[Records from a collection]
....

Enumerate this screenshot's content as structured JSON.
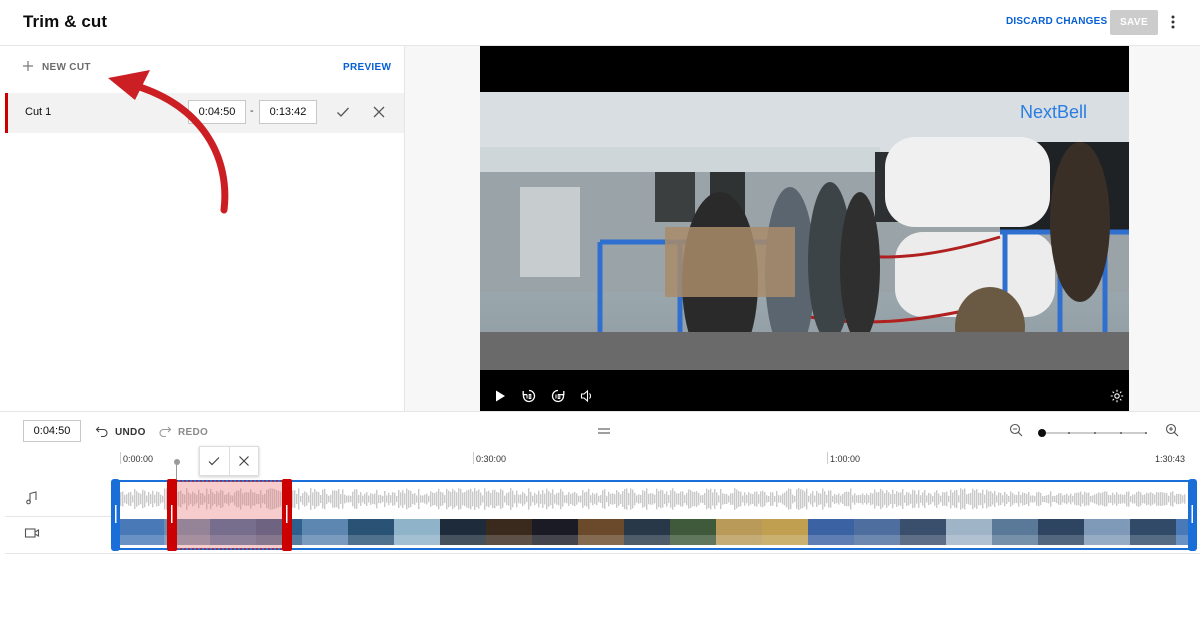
{
  "header": {
    "title": "Trim & cut",
    "discard_label": "DISCARD CHANGES",
    "save_label": "SAVE"
  },
  "left_panel": {
    "new_cut_label": "NEW CUT",
    "preview_label": "PREVIEW",
    "cut": {
      "label": "Cut 1",
      "start": "0:04:50",
      "separator": "-",
      "end": "0:13:42"
    }
  },
  "video": {
    "watermark": "NextBell"
  },
  "timeline": {
    "current_time": "0:04:50",
    "undo_label": "UNDO",
    "redo_label": "REDO",
    "ticks": [
      "0:00:00",
      "0:30:00",
      "1:00:00",
      "1:30:43"
    ]
  },
  "colors": {
    "accent_blue": "#065fd4",
    "cut_red": "#cc0000",
    "timeline_blue": "#1a6ed8",
    "save_disabled": "#cccccc"
  }
}
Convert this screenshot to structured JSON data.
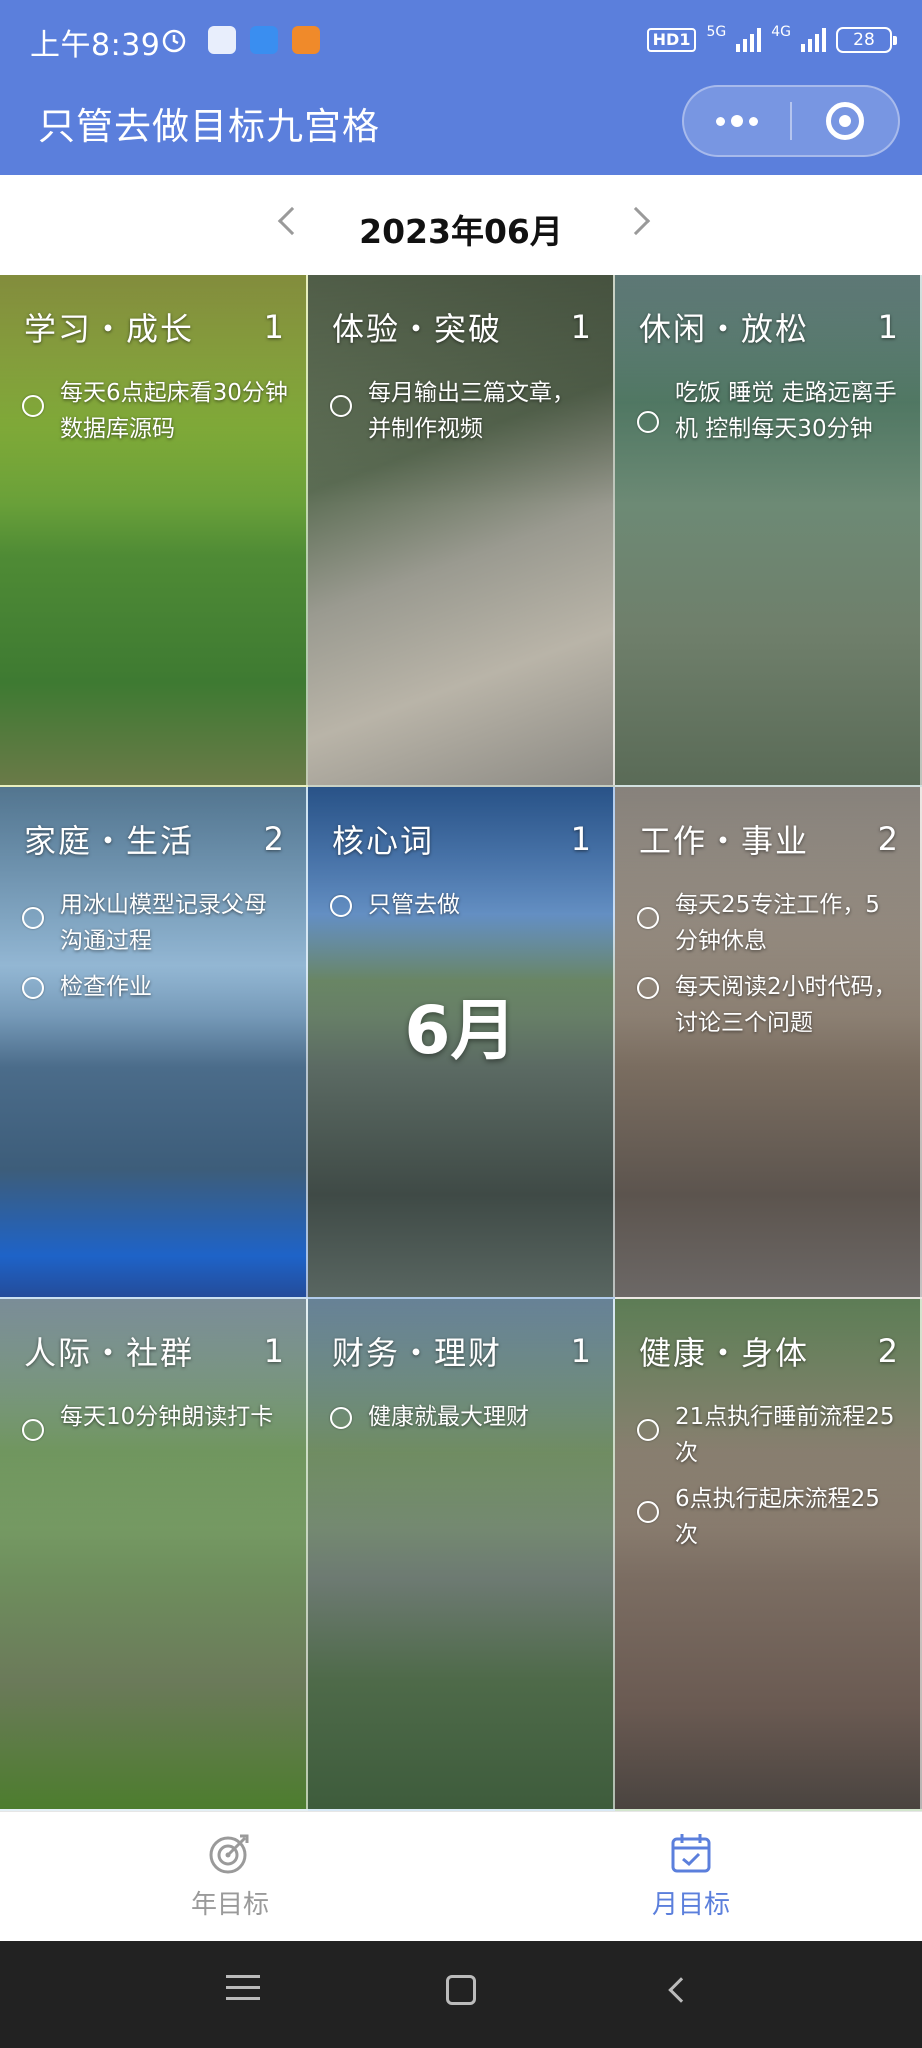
{
  "status_bar": {
    "time": "上午8:39",
    "hd_label": "HD1",
    "net1": "5G",
    "net2": "4G",
    "battery": "28"
  },
  "app": {
    "title": "只管去做目标九宫格"
  },
  "month_nav": {
    "label": "2023年06月"
  },
  "grid": {
    "cells": [
      {
        "name": "学习・成长",
        "count": "1",
        "tasks": [
          "每天6点起床看30分钟数据库源码"
        ]
      },
      {
        "name": "体验・突破",
        "count": "1",
        "tasks": [
          "每月输出三篇文章，并制作视频"
        ]
      },
      {
        "name": "休闲・放松",
        "count": "1",
        "tasks": [
          "吃饭 睡觉 走路远离手机 控制每天30分钟"
        ]
      },
      {
        "name": "家庭・生活",
        "count": "2",
        "tasks": [
          "用冰山模型记录父母沟通过程",
          "检查作业"
        ]
      },
      {
        "name": "核心词",
        "count": "1",
        "tasks": [
          "只管去做"
        ],
        "center_label": "6月"
      },
      {
        "name": "工作・事业",
        "count": "2",
        "tasks": [
          "每天25专注工作，5分钟休息",
          "每天阅读2小时代码，讨论三个问题"
        ]
      },
      {
        "name": "人际・社群",
        "count": "1",
        "tasks": [
          "每天10分钟朗读打卡"
        ]
      },
      {
        "name": "财务・理财",
        "count": "1",
        "tasks": [
          "健康就最大理财"
        ]
      },
      {
        "name": "健康・身体",
        "count": "2",
        "tasks": [
          "21点执行睡前流程25次",
          "6点执行起床流程25次"
        ]
      }
    ]
  },
  "tabbar": {
    "year_label": "年目标",
    "month_label": "月目标",
    "active": "month",
    "accent_color": "#5b7fdc"
  },
  "icons": {
    "status_alarm": "alarm-icon",
    "status_app1": "app-notification-icon",
    "status_app2": "chat-notification-icon",
    "status_app3": "game-notification-icon",
    "capsule_more": "more-dots-icon",
    "capsule_close": "target-close-icon",
    "year_tab": "target-arrow-icon",
    "month_tab": "calendar-check-icon"
  }
}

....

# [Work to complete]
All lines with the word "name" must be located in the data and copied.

# [Solution to this task]
        "name": "学习・成长",
        "name": "体验・突破",
        "name": "休闲・放松",
        "name": "家庭・生活",
        "name": "核心词",
        "name": "工作・事业",
        "name": "人际・社群",
        "name": "财务・理财",
        "name": "健康・身体",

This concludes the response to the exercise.